6. Does the fact that the accused's pleader consented to the course make any difference in the matter? This question is not altogether free from difficulty. It is true, as pointed out in Imperatrix v. Pitamber Jina I.L.R. (1877) B. 61 that the provisions of the Evidence Act relating to the admissibility of evidence are as applicable to criminal trials as to civil trials. There can be no doubt upon this matter, as Section 1 of the Evidence Act says that ' the Act extends to all judicial proceedings in or before any Court including courtsmartial. ' Therefore Section 167 of the Evidence Act governs trials before the Sessions Court. The question remains whether the provisions of the Act are exhaustive of the rules of evidence and whether we can invoke the aid of the principles of jurisprudence or of English law as supplementing and explaining the rules of evidence given in the Act. The high authority of Edge, C.J. in The Collector of Gorakhpur v. Palakdhari Singh I.L.R. (1889) A. 1 can be cited for the position that English decisions relating to evidence can be relied upon in India. I cannot agree with the learned Public Prosecutor that we are not entitled to refer to English decisions as the Act is selfcontained.
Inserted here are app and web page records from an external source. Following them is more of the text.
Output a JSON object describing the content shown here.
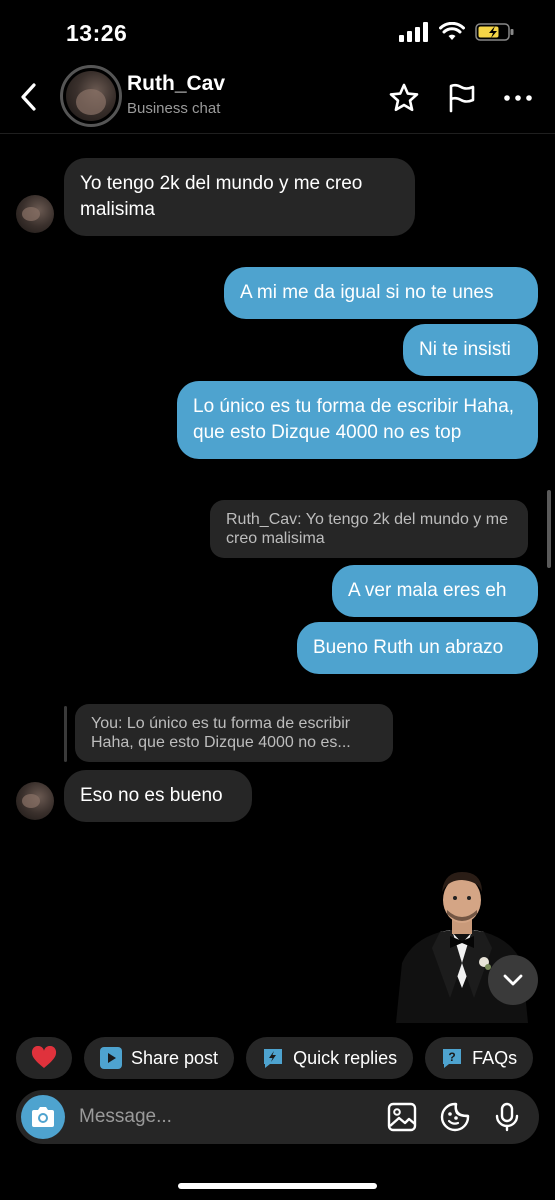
{
  "status_bar": {
    "time": "13:26"
  },
  "header": {
    "contact_name": "Ruth_Cav",
    "subtitle": "Business chat"
  },
  "messages": [
    {
      "dir": "in",
      "text": "Yo tengo 2k del mundo y me creo malisima"
    },
    {
      "dir": "out",
      "text": "A mi me da igual si no te unes"
    },
    {
      "dir": "out",
      "text": "Ni te insisti"
    },
    {
      "dir": "out",
      "text": "Lo único es tu forma de escribir Haha, que esto Dizque 4000 no es top"
    },
    {
      "dir": "quote",
      "text": "Ruth_Cav: Yo tengo 2k del mundo y me creo malisima"
    },
    {
      "dir": "out",
      "text": "A ver mala eres eh"
    },
    {
      "dir": "out",
      "text": "Bueno Ruth un abrazo"
    },
    {
      "dir": "quote",
      "text": "You: Lo único es tu forma de escribir Haha, que esto Dizque 4000 no es..."
    },
    {
      "dir": "in",
      "text": "Eso no es bueno"
    }
  ],
  "quick_actions": {
    "share_post": "Share post",
    "quick_replies": "Quick replies",
    "faqs": "FAQs"
  },
  "composer": {
    "placeholder": "Message..."
  },
  "colors": {
    "background": "#000000",
    "incoming_bubble": "#262626",
    "outgoing_bubble": "#4ea3cf",
    "heart": "#e0323c",
    "battery": "#f5d547"
  },
  "icons": [
    "back-arrow-icon",
    "star-icon",
    "flag-icon",
    "more-icon",
    "heart-icon",
    "play-icon",
    "lightning-icon",
    "question-icon",
    "camera-icon",
    "gallery-icon",
    "sticker-icon",
    "mic-icon",
    "chevron-down-icon"
  ]
}
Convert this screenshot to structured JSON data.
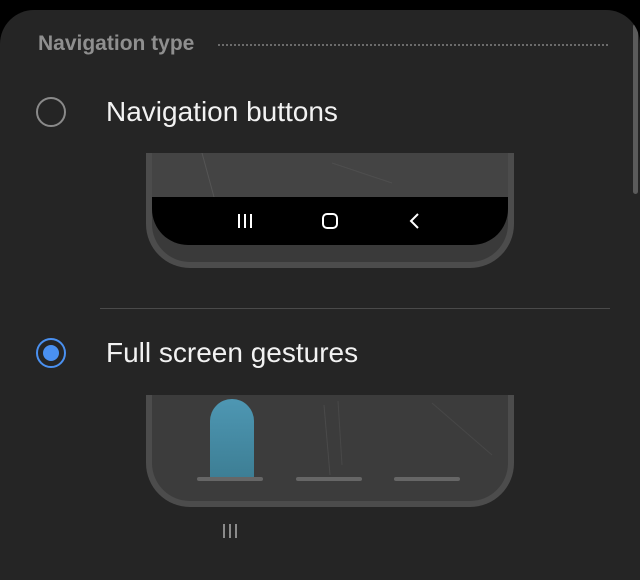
{
  "section": {
    "title": "Navigation type"
  },
  "options": [
    {
      "label": "Navigation buttons",
      "selected": false
    },
    {
      "label": "Full screen gestures",
      "selected": true
    }
  ],
  "preview_buttons": {
    "icons": [
      "recent-apps-icon",
      "home-icon",
      "back-icon"
    ]
  },
  "preview_gestures": {
    "bars": 3
  },
  "colors": {
    "accent": "#4a90f0",
    "background": "#252525",
    "text_primary": "#f2f2f2",
    "text_secondary": "#8f8f8f"
  }
}
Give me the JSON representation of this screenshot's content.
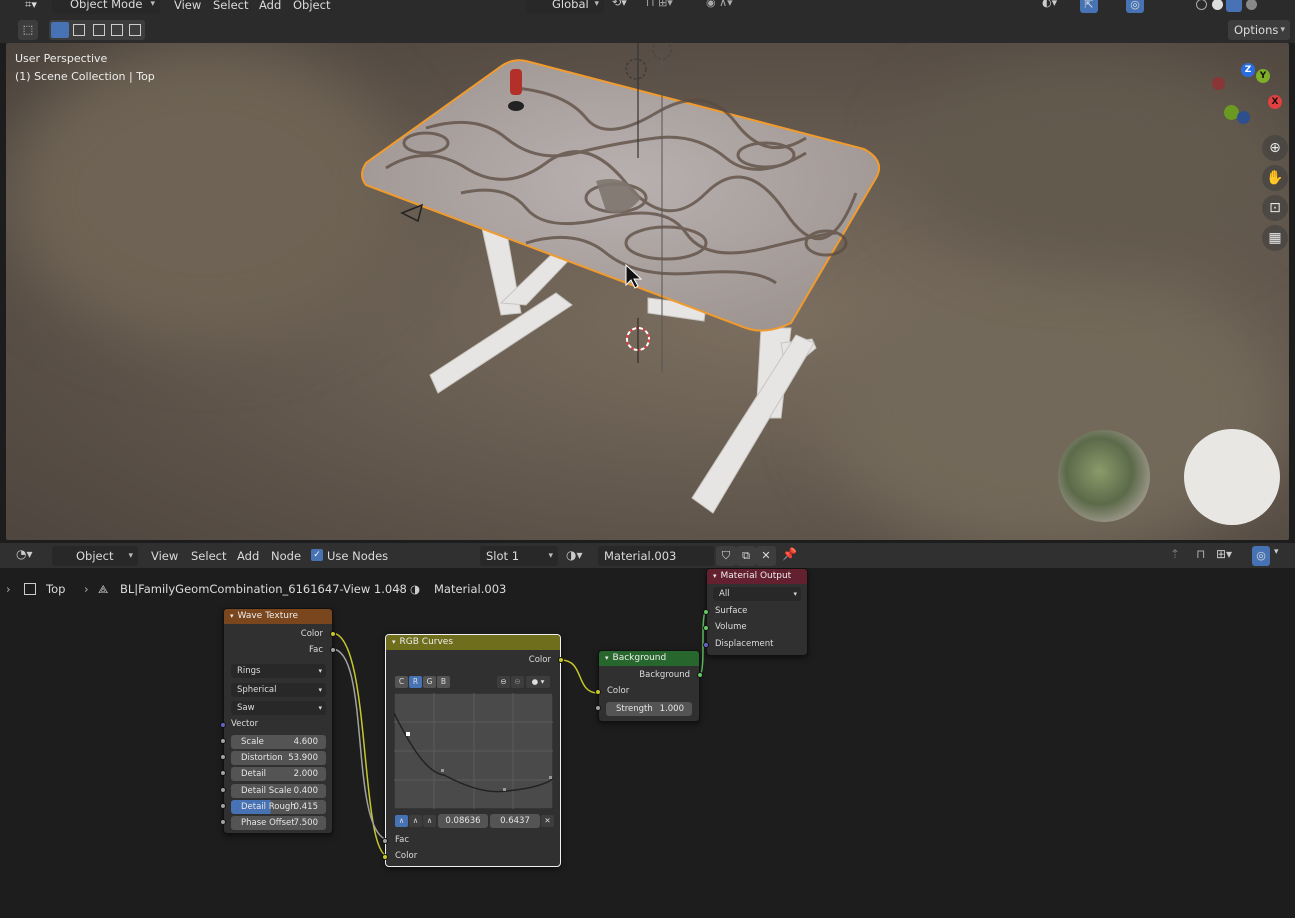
{
  "viewport_header": {
    "mode": "Object Mode",
    "menus": [
      "View",
      "Select",
      "Add",
      "Object"
    ],
    "transform_orientation": "Global",
    "options_label": "Options"
  },
  "viewport": {
    "view_name": "User Perspective",
    "collection_info": "(1) Scene Collection | Top",
    "gizmo_axes": {
      "z": "Z",
      "y": "Y",
      "x": "X"
    }
  },
  "node_header": {
    "editor_mode": "Object",
    "menus": [
      "View",
      "Select",
      "Add",
      "Node"
    ],
    "use_nodes_label": "Use Nodes",
    "use_nodes_checked": true,
    "slot": "Slot 1",
    "material": "Material.003"
  },
  "breadcrumb": {
    "scene": "Top",
    "object": "BL|FamilyGeomCombination_6161647-View 1.048",
    "material": "Material.003"
  },
  "nodes": {
    "wave": {
      "title": "Wave Texture",
      "outputs": [
        "Color",
        "Fac"
      ],
      "wave_type": "Rings",
      "direction": "Spherical",
      "profile": "Saw",
      "vector_label": "Vector",
      "fields": [
        {
          "label": "Scale",
          "value": "4.600"
        },
        {
          "label": "Distortion",
          "value": "53.900"
        },
        {
          "label": "Detail",
          "value": "2.000"
        },
        {
          "label": "Detail Scale",
          "value": "0.400"
        },
        {
          "label": "Detail Rough",
          "value": "0.415"
        },
        {
          "label": "Phase Offset",
          "value": "7.500"
        }
      ]
    },
    "curves": {
      "title": "RGB Curves",
      "output": "Color",
      "channels": [
        "C",
        "R",
        "G",
        "B"
      ],
      "active_channel": "R",
      "point_x": "0.08636",
      "point_y": "0.6437",
      "inputs": [
        "Fac",
        "Color"
      ]
    },
    "background": {
      "title": "Background",
      "output": "Background",
      "input": "Color",
      "strength_label": "Strength",
      "strength_value": "1.000"
    },
    "output": {
      "title": "Material Output",
      "target": "All",
      "inputs": [
        "Surface",
        "Volume",
        "Displacement"
      ]
    }
  },
  "colors": {
    "accent": "#4772b3",
    "wave_header": "#79461d",
    "curves_header": "#6e6e1d",
    "background_header": "#27662c",
    "output_header": "#63202f",
    "selection_outline": "#f29b2c"
  }
}
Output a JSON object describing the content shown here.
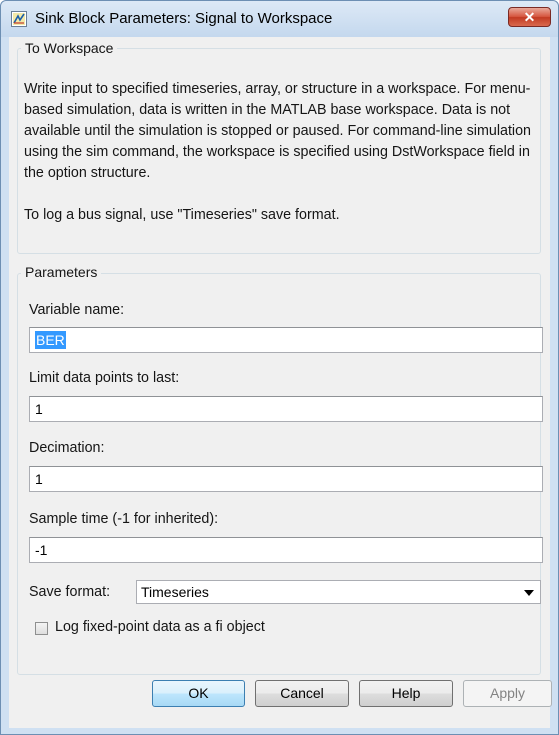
{
  "window": {
    "title": "Sink Block Parameters: Signal to Workspace",
    "close_glyph": "✕",
    "app_icon": "simulink-block-icon"
  },
  "description_group": {
    "title": "To Workspace",
    "paragraph1": "Write input to specified timeseries, array, or structure in a workspace. For menu-based simulation, data is written in the MATLAB base workspace. Data is not available until the simulation is stopped or paused. For command-line simulation using the sim command, the workspace is specified using DstWorkspace field in the option structure.",
    "paragraph2": "To log a bus signal, use \"Timeseries\" save format."
  },
  "parameters": {
    "title": "Parameters",
    "variable_name": {
      "label": "Variable name:",
      "value": "BER"
    },
    "limit_data_points": {
      "label": "Limit data points to last:",
      "value": "1"
    },
    "decimation": {
      "label": "Decimation:",
      "value": "1"
    },
    "sample_time": {
      "label": "Sample time (-1 for inherited):",
      "value": "-1"
    },
    "save_format": {
      "label": "Save format:",
      "value": "Timeseries"
    },
    "log_fixed_point": {
      "label": "Log fixed-point data as a fi object",
      "checked": false
    }
  },
  "buttons": {
    "ok": "OK",
    "cancel": "Cancel",
    "help": "Help",
    "apply": "Apply"
  },
  "colors": {
    "client_background": "#f0f0f0",
    "selection_highlight": "#3399ff",
    "close_button": "#c74a32",
    "default_button": "#bee6fd"
  }
}
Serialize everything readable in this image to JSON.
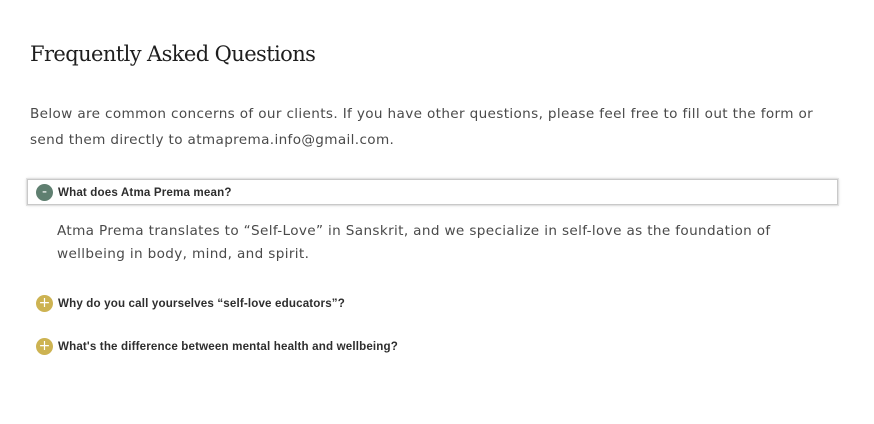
{
  "faq": {
    "title": "Frequently Asked Questions",
    "intro": "Below are common concerns of our clients. If you have other questions, please feel free to fill out the form or send them directly to atmaprema.info@gmail.com.",
    "items": [
      {
        "icon": "minus-icon",
        "icon_glyph": "-",
        "question": "What does Atma Prema mean?",
        "answer": "Atma Prema translates to “Self-Love” in Sanskrit, and we specialize in self-love as the foundation of wellbeing in body, mind, and spirit.",
        "expanded": true
      },
      {
        "icon": "plus-icon",
        "icon_glyph": "+",
        "question": "Why do you call yourselves “self-love educators”?",
        "expanded": false
      },
      {
        "icon": "plus-icon",
        "icon_glyph": "+",
        "question": "What's the difference between mental health and wellbeing?",
        "expanded": false
      }
    ]
  },
  "colors": {
    "expanded_icon": "#5f7f70",
    "collapsed_icon": "#cdb352"
  }
}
Such a practice has the authority of very eminent Judges in India and I am not prepared to depart from it. Section 58 of the Evidence Act lays down that no fact need be proved in any proceeding which the parties thereto or their agents agreed to admit at the hearing. The learned Public Prosecutor argues from this that as the pleader for the accused dispensed with the personal appearance of Akilanda Soma Naick in the Sessions Court, the accused is bound by such an admission. The rules of evidence are subject to the general principles of jurisprudence, that it is the duty of the prosecution to establish the case against the accused, and that they should not rely upon admissions made by him in the course of the trial for convicting him. In Reg v. Bertrand (1867) 4 M.P.C. 460 Rule 391 the Judicial Committee of the Privy Council in a very elaborate judgment point out the inadvisability of basing a conviction upon evidence which but for the consent of the accused counsel should not have been admitted. This decision was followed in the The Queen v. Bholonath Sen 2 C.D 23 where the learned Judges pointed out that no conviction whould be based against the accused upon anything that he said or consented in. the course of the trial. The Queen v. Bishonath Pal (1869) 12 W.R. 3 Jungi Khan v. Hur Chander Rai (1871) 16 W.R. 69 and Queen v. Raghoonath Doss (1875) 23 W.R. 59 are to the same effect. I may cite Rangasami v. Emperor : (1908)18MLJ330 a decision of the learned Chief Justice in favour of the same position. It may be argued that in most of these cases the consent of the accused or of his counsel was given for an infraction of the rules of procedure contained in the Code of Criminal Procedure. I do not think any difference can be made between the violation of a rule of Procedure and the violation of the rule of evidence. The decision in King-Emperor v. Sakharam Pandurang I.L.R. (1901) B 50 is strongly in favour of the contention of the vakil for the appellant. In Subba v. The Queen Empress I.L.R. (1885) M. 83 the learned Judges of this Court, while holding that the improper admission of evidence was illegal, came to the con-clusion the accused was not prejudiced by such evidence being admitted and that therefore it was not necessary to order a trial. The same view has been taken in Purmessur Singh v. Soroop Audhikaree (1870) 13 W Rule 40 (Cr Raling) and in In the matter of the Petition of Jhaubhoo Mahaton 1I.L.R. (1882) C. 739. I understand these judgments to lay down that prima facie the consent of the accused or of his counsel is presumptive evidence of the absence of prejudice. I do not take these rulings to lay down anything more than that. I do not think it was intended to rule that, because an irregular procedure or improper admission of evidence has been consented to by the accused, it precludes the Judges hearing the case from decrising whether, notwithstanding the consent of the accused, his cas has been prejudiced by the irregularity. In the present case the Sessions Judge pointed out distinctly ' that unless you